One race that’s progressing relatively quietly despite a crowded field is the 76th Assembly District, stretching from Encinitas to Camp Pendleton, and east to Vista.
In the 76th, six Republicans and two Democrats are trying to replace Assemblyman Rocky Chavez, who is currently leading the Republicans in his run for the 49th Congressional District.
On the Republican side is Phil Graham, Vista Councilwoman Amanda Rigby, San Dieguito Union High School District Board Member Mo Muir, former Encinitas Councilman Jerome Stocks, businessman Thomas Krouse and Brian Wimmer.
On the Democrat side is Encinitas Councilwoman Tasha Boerner Horvath, and Elizabeth Warren, a journalist and community advocate.
So far, there’s not been any polling conducted in the 76th Assembly District, and absent that, money is the best shorthand of where the parties’ machinery is aligning.
From that perspective, Graham and Boerner Horvath have emerged as the two favored candidates, by a North County mile.
Graham previously ran for the 76th in 2016, but dropped out to campaign for Encinitas City Council when Chavez ended his bid for Senate, This year, Graham has the benefit of the local Republican Party’s endorsement, and so far, he’s brought in the most money of any candidate, reporting about $242,000 in contributions this cycle.
Graham’s largest donors are Gayle Wilson, investor Jack Crivello, Rep. Kevin McCarthy’s congressional campaign and Bill Bloomfield, who each donated over $8,000 to Graham’s campaign. (Disclosure: Graham also received $4,400 from Buzz Woolley, chairman of VOSD’s Board of Directors.)
This is the first year in several election cycles that Democrats have even put up a candidate in the 76th District, but the party has not made an endorsement.
In terms of fundraising, Boerner Horvath is the clearly favored candidate on the left. She has reported about $118,500 this election, compared with Warren’s $39,800.
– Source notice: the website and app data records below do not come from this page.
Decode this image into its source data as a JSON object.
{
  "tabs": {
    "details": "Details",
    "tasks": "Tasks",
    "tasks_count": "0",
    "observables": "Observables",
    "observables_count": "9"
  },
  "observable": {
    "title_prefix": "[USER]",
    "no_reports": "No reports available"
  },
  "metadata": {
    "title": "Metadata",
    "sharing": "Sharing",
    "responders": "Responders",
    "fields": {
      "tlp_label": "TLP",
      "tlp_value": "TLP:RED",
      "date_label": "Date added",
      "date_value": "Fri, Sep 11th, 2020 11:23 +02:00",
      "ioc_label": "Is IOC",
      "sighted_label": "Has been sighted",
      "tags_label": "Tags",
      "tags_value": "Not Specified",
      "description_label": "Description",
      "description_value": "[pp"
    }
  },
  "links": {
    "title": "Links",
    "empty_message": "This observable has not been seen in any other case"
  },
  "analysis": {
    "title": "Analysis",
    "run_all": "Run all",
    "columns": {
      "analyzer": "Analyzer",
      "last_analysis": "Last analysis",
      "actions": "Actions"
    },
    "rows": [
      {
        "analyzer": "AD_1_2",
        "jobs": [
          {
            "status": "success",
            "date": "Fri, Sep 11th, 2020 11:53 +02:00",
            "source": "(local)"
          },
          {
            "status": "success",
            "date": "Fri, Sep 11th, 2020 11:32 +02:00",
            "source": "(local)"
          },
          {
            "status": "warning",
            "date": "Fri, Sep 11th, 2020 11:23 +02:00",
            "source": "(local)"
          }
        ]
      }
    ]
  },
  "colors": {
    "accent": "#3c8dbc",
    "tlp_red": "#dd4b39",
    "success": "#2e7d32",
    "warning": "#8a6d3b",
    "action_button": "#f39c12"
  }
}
About $36,500 of Boerner Horvath’s contributions, the largest share of her support, comes from Sacramento, comprised mostly of contributions from construction trade unions – notable, since Boerner Horvath represents Encinitas, one of the few cities across the state that defies mandates to allow more housing to be built.
Issues that have dominated candidate forums so far include housing, water and the Delta tunnels, the state’s so-called sanctuary state law, a recent tax increase to pay for transportation infrastructure and concerns about the bullet train.
This piece originally ran in the May 4 Sacramento Report.